Interface dataset entries:
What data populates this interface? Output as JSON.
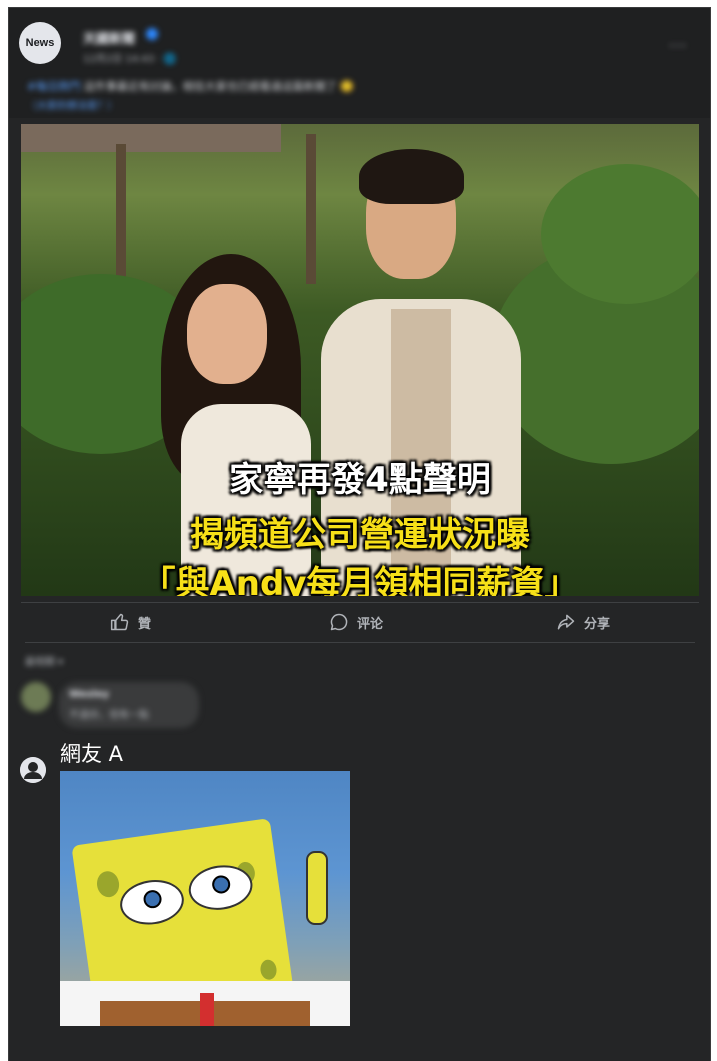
{
  "post": {
    "avatar_text": "News",
    "page_name": "天國新聞",
    "meta": "12月2日 14:43 · 🌐",
    "more": "···",
    "caption_tag": "#每日熱門",
    "caption_text": "這件事最近有討論，相信大家也已經看過這篇新聞了 🙂",
    "caption_link": "（大家的想法是？）",
    "image": {
      "headline_1": "家寧再發4點聲明",
      "headline_2": "揭頻道公司營運狀況曝",
      "headline_3": "「與Andy每月領相同薪資」"
    }
  },
  "actions": {
    "like": "贊",
    "comment": "评论",
    "share": "分享"
  },
  "comments": {
    "sort_label": "最相關 ▾",
    "first": {
      "name": "Wesley",
      "text": "不過份，但有一點"
    },
    "second": {
      "name": "網友 A"
    }
  },
  "colors": {
    "card_bg": "#242526",
    "headline_white": "#ffffff",
    "headline_yellow": "#f7e018",
    "muted_text": "#b0b3b8"
  }
}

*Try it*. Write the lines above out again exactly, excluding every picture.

*Task answer*.
What data populates this interface? Output as JSON.
{
  "post": {
    "avatar_text": "News",
    "page_name": "天國新聞",
    "meta": "12月2日 14:43 · 🌐",
    "more": "···",
    "caption_tag": "#每日熱門",
    "caption_text": "這件事最近有討論，相信大家也已經看過這篇新聞了 🙂",
    "caption_link": "（大家的想法是？）",
    "image": {
      "headline_1": "家寧再發4點聲明",
      "headline_2": "揭頻道公司營運狀況曝",
      "headline_3": "「與Andy每月領相同薪資」"
    }
  },
  "actions": {
    "like": "贊",
    "comment": "评论",
    "share": "分享"
  },
  "comments": {
    "sort_label": "最相關 ▾",
    "first": {
      "name": "Wesley",
      "text": "不過份，但有一點"
    },
    "second": {
      "name": "網友 A"
    }
  },
  "colors": {
    "card_bg": "#242526",
    "headline_white": "#ffffff",
    "headline_yellow": "#f7e018",
    "muted_text": "#b0b3b8"
  }
}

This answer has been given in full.